» YOUR ASSIGNMENT
Keep every word of the listing and drop the images when you write it out.

» LISTED RECORDS
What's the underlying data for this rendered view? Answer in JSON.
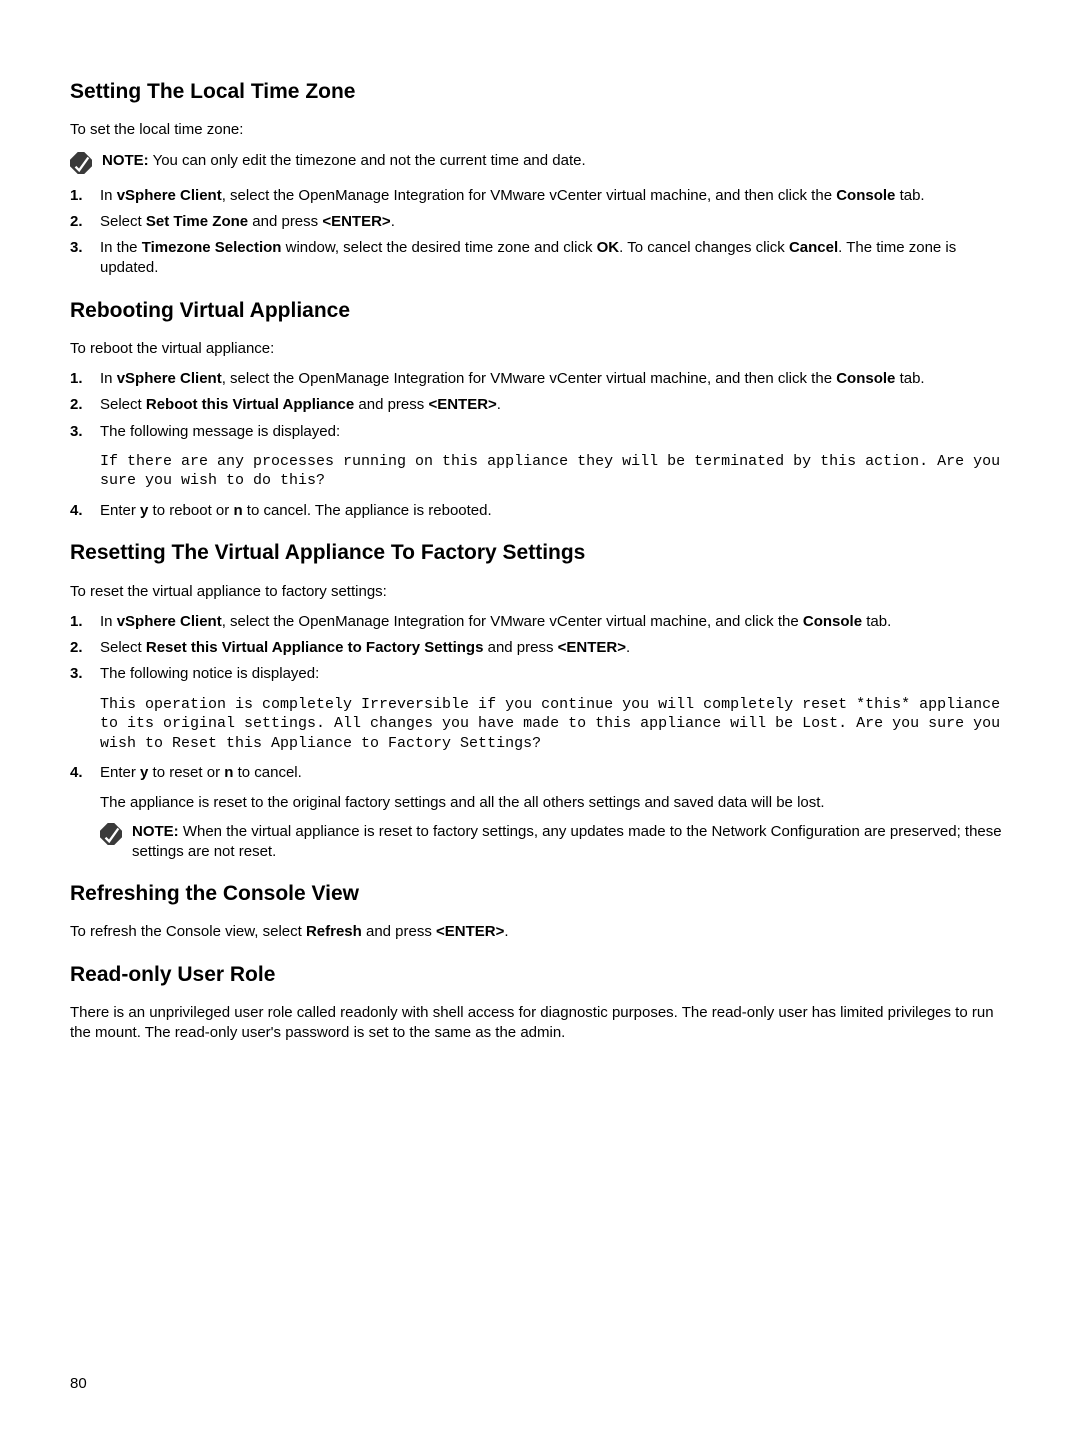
{
  "section1": {
    "heading": "Setting The Local Time Zone",
    "intro": "To set the local time zone:",
    "note_label": "NOTE:",
    "note_text": " You can only edit the timezone and not the current time and date.",
    "steps": [
      {
        "n": "1.",
        "pre": "In ",
        "b1": "vSphere Client",
        "mid": ", select the OpenManage Integration for VMware vCenter virtual machine, and then click the ",
        "b2": "Console",
        "post": " tab."
      },
      {
        "n": "2.",
        "pre": "Select ",
        "b1": "Set Time Zone",
        "mid": " and press ",
        "b2": "<ENTER>",
        "post": "."
      },
      {
        "n": "3.",
        "pre": "In the ",
        "b1": "Timezone Selection",
        "mid": " window, select the desired time zone and click ",
        "b2": "OK",
        "post1": ". To cancel changes click ",
        "b3": "Cancel",
        "post2": ". The time zone is updated."
      }
    ]
  },
  "section2": {
    "heading": "Rebooting Virtual Appliance",
    "intro": "To reboot the virtual appliance:",
    "steps": {
      "s1": {
        "n": "1.",
        "pre": "In ",
        "b1": "vSphere Client",
        "mid": ", select the OpenManage Integration for VMware vCenter virtual machine, and then click the ",
        "b2": "Console",
        "post": " tab."
      },
      "s2": {
        "n": "2.",
        "pre": "Select ",
        "b1": "Reboot this Virtual Appliance",
        "mid": " and press ",
        "b2": "<ENTER>",
        "post": "."
      },
      "s3": {
        "n": "3.",
        "text": "The following message is displayed:"
      },
      "s4": {
        "n": "4.",
        "pre": "Enter ",
        "b1": "y",
        "mid": " to reboot or ",
        "b2": "n",
        "post": " to cancel. The appliance is rebooted."
      }
    },
    "code": "If there are any processes running on this appliance they will be terminated by this action. Are you sure you wish to do this?"
  },
  "section3": {
    "heading": "Resetting The Virtual Appliance To Factory Settings",
    "intro": "To reset the virtual appliance to factory settings:",
    "steps": {
      "s1": {
        "n": "1.",
        "pre": "In ",
        "b1": "vSphere Client",
        "mid": ", select the OpenManage Integration for VMware vCenter virtual machine, and click the ",
        "b2": "Console",
        "post": " tab."
      },
      "s2": {
        "n": "2.",
        "pre": "Select ",
        "b1": "Reset this Virtual Appliance to Factory Settings",
        "mid": " and press ",
        "b2": "<ENTER>",
        "post": "."
      },
      "s3": {
        "n": "3.",
        "text": "The following notice is displayed:"
      },
      "s4": {
        "n": "4.",
        "pre": "Enter ",
        "b1": "y",
        "mid": " to reset or ",
        "b2": "n",
        "post": " to cancel."
      }
    },
    "code": "This operation is completely Irreversible if you continue you will completely reset *this* appliance to its original settings. All changes you have made to this appliance will be Lost. Are you sure you wish to Reset this Appliance to Factory Settings?",
    "subpara": "The appliance is reset to the original factory settings and all the all others settings and saved data will be lost.",
    "note_label": "NOTE:",
    "note_text": " When the virtual appliance is reset to factory settings, any updates made to the Network Configuration are preserved; these settings are not reset."
  },
  "section4": {
    "heading": "Refreshing the Console View",
    "p_pre": "To refresh the Console view, select ",
    "p_b1": "Refresh",
    "p_mid": " and press ",
    "p_b2": "<ENTER>",
    "p_post": "."
  },
  "section5": {
    "heading": "Read-only User Role",
    "para": "There is an unprivileged user role called readonly with shell access for diagnostic purposes. The read-only user has limited privileges to run the mount. The read-only user's password is set to the same as the admin."
  },
  "page_number": "80"
}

» ANSWER TO THIS PROBLEM
What's the underlying data for this rendered view? Answer in JSON.
{
  "section1": {
    "heading": "Setting The Local Time Zone",
    "intro": "To set the local time zone:",
    "note_label": "NOTE:",
    "note_text": " You can only edit the timezone and not the current time and date.",
    "steps": [
      {
        "n": "1.",
        "pre": "In ",
        "b1": "vSphere Client",
        "mid": ", select the OpenManage Integration for VMware vCenter virtual machine, and then click the ",
        "b2": "Console",
        "post": " tab."
      },
      {
        "n": "2.",
        "pre": "Select ",
        "b1": "Set Time Zone",
        "mid": " and press ",
        "b2": "<ENTER>",
        "post": "."
      },
      {
        "n": "3.",
        "pre": "In the ",
        "b1": "Timezone Selection",
        "mid": " window, select the desired time zone and click ",
        "b2": "OK",
        "post1": ". To cancel changes click ",
        "b3": "Cancel",
        "post2": ". The time zone is updated."
      }
    ]
  },
  "section2": {
    "heading": "Rebooting Virtual Appliance",
    "intro": "To reboot the virtual appliance:",
    "steps": {
      "s1": {
        "n": "1.",
        "pre": "In ",
        "b1": "vSphere Client",
        "mid": ", select the OpenManage Integration for VMware vCenter virtual machine, and then click the ",
        "b2": "Console",
        "post": " tab."
      },
      "s2": {
        "n": "2.",
        "pre": "Select ",
        "b1": "Reboot this Virtual Appliance",
        "mid": " and press ",
        "b2": "<ENTER>",
        "post": "."
      },
      "s3": {
        "n": "3.",
        "text": "The following message is displayed:"
      },
      "s4": {
        "n": "4.",
        "pre": "Enter ",
        "b1": "y",
        "mid": " to reboot or ",
        "b2": "n",
        "post": " to cancel. The appliance is rebooted."
      }
    },
    "code": "If there are any processes running on this appliance they will be terminated by this action. Are you sure you wish to do this?"
  },
  "section3": {
    "heading": "Resetting The Virtual Appliance To Factory Settings",
    "intro": "To reset the virtual appliance to factory settings:",
    "steps": {
      "s1": {
        "n": "1.",
        "pre": "In ",
        "b1": "vSphere Client",
        "mid": ", select the OpenManage Integration for VMware vCenter virtual machine, and click the ",
        "b2": "Console",
        "post": " tab."
      },
      "s2": {
        "n": "2.",
        "pre": "Select ",
        "b1": "Reset this Virtual Appliance to Factory Settings",
        "mid": " and press ",
        "b2": "<ENTER>",
        "post": "."
      },
      "s3": {
        "n": "3.",
        "text": "The following notice is displayed:"
      },
      "s4": {
        "n": "4.",
        "pre": "Enter ",
        "b1": "y",
        "mid": " to reset or ",
        "b2": "n",
        "post": " to cancel."
      }
    },
    "code": "This operation is completely Irreversible if you continue you will completely reset *this* appliance to its original settings. All changes you have made to this appliance will be Lost. Are you sure you wish to Reset this Appliance to Factory Settings?",
    "subpara": "The appliance is reset to the original factory settings and all the all others settings and saved data will be lost.",
    "note_label": "NOTE:",
    "note_text": " When the virtual appliance is reset to factory settings, any updates made to the Network Configuration are preserved; these settings are not reset."
  },
  "section4": {
    "heading": "Refreshing the Console View",
    "p_pre": "To refresh the Console view, select ",
    "p_b1": "Refresh",
    "p_mid": " and press ",
    "p_b2": "<ENTER>",
    "p_post": "."
  },
  "section5": {
    "heading": "Read-only User Role",
    "para": "There is an unprivileged user role called readonly with shell access for diagnostic purposes. The read-only user has limited privileges to run the mount. The read-only user's password is set to the same as the admin."
  },
  "page_number": "80"
}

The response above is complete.